Sunday, September 30, 2018

A Wonderful Experience. But...

As we approach Shemini Atzeres and Simchas Torah - the final phase of this holiday season, I once again wish all of my readers Chag Sameach.

I am not much of a dancer. I mention this in the context  of Simchas Torah. This is when we celebrate the yearly end to the weekly Torah reading cycle. This is done by reading by the final chapter of the Torah and then beginning reading the Torah anew from the beginning. In Israel this happens on Shemini Atzeres. Outside of Israel it happens the day after Shemini Atzeres.

The Siddur records a tradition called Hakafos (circling). Once in the evening and once the next morning. Seven verses are sung by a Chazan who holds a Sefer Torah (Torah scroll) while circling the Bimah.  He is followed by men - each of them holding a Sefer Torah . They circle the Bimah 7 times, one time for each verse. That is followed by reading the last chapter of Torah which is then followed by reading the first chapter of the Torah.

Over time the custom of adding some lively religious themed songs have been added to which those circling the Bimah start dancing - while still holding those Sifrei Torah.  In recent years that has become a ‘dancefest’  lasting for hours. With each Hakafah seeming to take forever while exuberant young Yeshiva students take over the room and dance with near abandon. Often they insist on dancing well after the Gabbai has called for the Hakafa to end and the next Hakafa to begin. 

I know that a lot of these students do so out of a pure love of Torah and simply want to express their joy in this way. But in doing so it completely ignores those of us that simply do not have the energy to dance for hours at a time. This leaves many of us that had joined them early in the dance in the dance phase - standing by and waiting until they are done for what seems like an interminable amount of time. After each Hakafa!

If any one of us expresses their thoughts about it, we are accused of not sufficiently appreciating what the day is all about… and the dancers just continue dancing as though we weren’t there.

This is why I Daven at a Vasikin Minyan that finishes Birchas Kriyas Shema at the exact moment of sunrise (about 6:35 AM in Bet Shemesh). The Hakafos there have just a minute or 2 of dancing after each Hakafa. We then  proceed to the Torah reading and rest of the days prayer obligations. This is more or less ‘perfect’ for me. I do this whether I am in Israel or at home in Chicago.

The problem with doing it in Israel is that for someone like me and many of the other visitors to Israel - we celebrate two days of Yom Tov even while in Israel. Which means we seek a ‘Chutz’ Minyan that caters to those of us visiting from out of the country, They have their own Hakafos. I wouldn't even mind that so much if they did what Vasikin Minyanim do.  But that is far form the case.
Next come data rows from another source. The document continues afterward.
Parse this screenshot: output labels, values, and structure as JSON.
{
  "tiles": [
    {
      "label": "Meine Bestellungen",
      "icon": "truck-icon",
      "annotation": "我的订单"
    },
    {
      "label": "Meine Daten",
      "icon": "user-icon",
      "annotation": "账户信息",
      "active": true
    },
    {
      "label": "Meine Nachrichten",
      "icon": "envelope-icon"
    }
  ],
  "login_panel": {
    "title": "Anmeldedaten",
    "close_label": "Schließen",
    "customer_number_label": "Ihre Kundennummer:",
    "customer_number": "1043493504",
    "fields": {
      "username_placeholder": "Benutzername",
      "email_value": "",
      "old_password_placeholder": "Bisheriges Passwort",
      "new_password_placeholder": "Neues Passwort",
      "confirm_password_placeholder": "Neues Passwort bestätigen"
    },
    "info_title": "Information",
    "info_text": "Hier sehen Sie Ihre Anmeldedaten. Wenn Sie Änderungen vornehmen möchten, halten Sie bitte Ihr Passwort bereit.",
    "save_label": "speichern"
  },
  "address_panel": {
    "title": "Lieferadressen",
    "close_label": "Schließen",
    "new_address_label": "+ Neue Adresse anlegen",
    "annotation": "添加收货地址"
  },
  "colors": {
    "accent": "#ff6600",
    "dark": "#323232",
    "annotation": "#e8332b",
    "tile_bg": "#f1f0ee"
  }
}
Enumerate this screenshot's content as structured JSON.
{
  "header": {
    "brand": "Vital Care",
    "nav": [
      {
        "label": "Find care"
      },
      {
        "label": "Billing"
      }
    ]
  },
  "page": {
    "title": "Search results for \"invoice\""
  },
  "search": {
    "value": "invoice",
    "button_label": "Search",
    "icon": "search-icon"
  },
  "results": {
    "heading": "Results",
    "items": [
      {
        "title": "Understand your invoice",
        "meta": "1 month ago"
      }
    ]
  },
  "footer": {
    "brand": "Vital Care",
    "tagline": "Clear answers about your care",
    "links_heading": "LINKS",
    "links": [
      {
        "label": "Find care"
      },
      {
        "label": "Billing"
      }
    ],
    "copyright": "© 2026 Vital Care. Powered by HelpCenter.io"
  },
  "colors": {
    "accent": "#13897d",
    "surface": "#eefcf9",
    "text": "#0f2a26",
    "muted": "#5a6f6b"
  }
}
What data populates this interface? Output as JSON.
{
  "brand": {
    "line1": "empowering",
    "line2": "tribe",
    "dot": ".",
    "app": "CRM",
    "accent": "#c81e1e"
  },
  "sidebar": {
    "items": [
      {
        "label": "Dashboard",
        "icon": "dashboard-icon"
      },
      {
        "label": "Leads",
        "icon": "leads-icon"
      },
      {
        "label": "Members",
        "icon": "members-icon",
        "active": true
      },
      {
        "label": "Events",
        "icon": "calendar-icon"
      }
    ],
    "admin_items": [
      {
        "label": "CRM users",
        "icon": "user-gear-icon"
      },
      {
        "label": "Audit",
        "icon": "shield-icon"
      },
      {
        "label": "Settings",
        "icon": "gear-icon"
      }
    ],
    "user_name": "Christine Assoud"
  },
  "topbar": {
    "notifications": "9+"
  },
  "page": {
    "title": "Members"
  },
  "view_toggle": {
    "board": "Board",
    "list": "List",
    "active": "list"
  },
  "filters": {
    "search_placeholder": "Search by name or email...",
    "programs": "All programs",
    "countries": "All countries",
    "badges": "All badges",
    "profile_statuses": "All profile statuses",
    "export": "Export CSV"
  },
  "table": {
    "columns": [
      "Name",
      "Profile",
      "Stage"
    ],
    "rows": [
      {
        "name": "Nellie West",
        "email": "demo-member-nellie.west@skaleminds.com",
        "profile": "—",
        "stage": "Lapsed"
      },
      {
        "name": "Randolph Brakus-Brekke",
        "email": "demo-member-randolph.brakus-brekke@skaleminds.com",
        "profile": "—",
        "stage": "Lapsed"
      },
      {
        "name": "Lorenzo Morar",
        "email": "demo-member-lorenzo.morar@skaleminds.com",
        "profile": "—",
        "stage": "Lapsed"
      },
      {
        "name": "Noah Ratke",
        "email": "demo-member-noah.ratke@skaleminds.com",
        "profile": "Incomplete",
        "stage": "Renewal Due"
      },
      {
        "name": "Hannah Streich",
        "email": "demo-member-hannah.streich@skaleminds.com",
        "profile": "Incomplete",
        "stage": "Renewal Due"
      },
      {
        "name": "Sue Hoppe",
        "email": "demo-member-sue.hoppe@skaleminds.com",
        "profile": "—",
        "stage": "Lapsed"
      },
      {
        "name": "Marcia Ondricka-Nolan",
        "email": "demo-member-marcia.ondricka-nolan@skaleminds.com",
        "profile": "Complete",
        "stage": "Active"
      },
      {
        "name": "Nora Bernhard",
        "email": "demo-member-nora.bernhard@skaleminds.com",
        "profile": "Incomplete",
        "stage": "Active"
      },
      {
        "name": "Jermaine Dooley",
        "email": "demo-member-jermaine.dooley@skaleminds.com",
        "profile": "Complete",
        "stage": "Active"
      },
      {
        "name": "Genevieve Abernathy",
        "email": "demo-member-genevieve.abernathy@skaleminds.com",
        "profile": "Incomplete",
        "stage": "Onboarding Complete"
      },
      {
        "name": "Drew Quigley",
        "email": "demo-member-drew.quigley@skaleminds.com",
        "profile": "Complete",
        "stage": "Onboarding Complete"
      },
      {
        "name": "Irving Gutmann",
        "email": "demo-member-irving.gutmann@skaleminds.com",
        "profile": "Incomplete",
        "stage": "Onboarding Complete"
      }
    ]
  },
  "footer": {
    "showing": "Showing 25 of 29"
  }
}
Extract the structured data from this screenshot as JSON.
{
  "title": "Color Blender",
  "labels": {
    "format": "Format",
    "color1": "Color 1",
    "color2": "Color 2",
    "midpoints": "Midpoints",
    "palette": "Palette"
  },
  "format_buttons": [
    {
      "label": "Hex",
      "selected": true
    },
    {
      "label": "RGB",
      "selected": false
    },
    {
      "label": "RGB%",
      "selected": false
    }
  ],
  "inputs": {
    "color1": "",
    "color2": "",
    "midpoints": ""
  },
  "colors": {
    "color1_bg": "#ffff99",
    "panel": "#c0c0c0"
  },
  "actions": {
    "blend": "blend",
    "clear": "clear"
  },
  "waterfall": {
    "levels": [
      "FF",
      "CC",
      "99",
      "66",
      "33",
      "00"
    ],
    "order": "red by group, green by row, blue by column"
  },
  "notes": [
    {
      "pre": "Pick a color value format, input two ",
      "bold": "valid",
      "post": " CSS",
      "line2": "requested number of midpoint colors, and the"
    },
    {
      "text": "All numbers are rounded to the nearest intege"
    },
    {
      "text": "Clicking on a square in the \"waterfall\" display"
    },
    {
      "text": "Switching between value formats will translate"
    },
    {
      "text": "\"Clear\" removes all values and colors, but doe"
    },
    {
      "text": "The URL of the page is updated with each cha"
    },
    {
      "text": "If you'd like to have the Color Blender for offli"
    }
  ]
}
For some reason there are a few individuals that control the one and only Chutz Minyan here that believe they have to outdo the Hakafos of the previous day done by Israelis at the regular Minyan.  

For me that is pure torture. I cannot even begin to say how uncomfortable  I am  re-living something that I don’t even enjoy the first time it’s done (which is –as I said – why I go to the Vasikin Minyan).

That is the one ‘fly in the ointment’ of an otherwise wonderful and inspiring trip to the Holyland. For example there is nothing in Chicago even remotely close to the inspiring Yom Kippur I spend in Israel. After that everyone is scurrying around to complete theis Sukkos and obtain ther Arba Minim (better knows as the Lulav and Esrog). The Yom Tov spirit is everywhere. No matter how religious or irreligious one is, you know it’s Sukkos here. 

And in a place like Ramat Bet Shemssh there is no traffic in the streets (except for the occasional emergency vehicle when needed) so that little children can play and adults can go for long strolls after the meal.

So the ‘price’ I described for the forced 2nd day of Yom Tov for ‘out of towners’ is small compared to what we get out of the entire Yom Tov experience. Anyone that has not experienced a Yom Tov here I highly recommend trying it.
And with that I want to once again wish all of my readers a ‘Chag Sameach’.

Post Script
It took 6 hours. The Vaskin Minyan yesterday (Simchas Torah in Israel) took 2 and a half hours. Nuff said!!!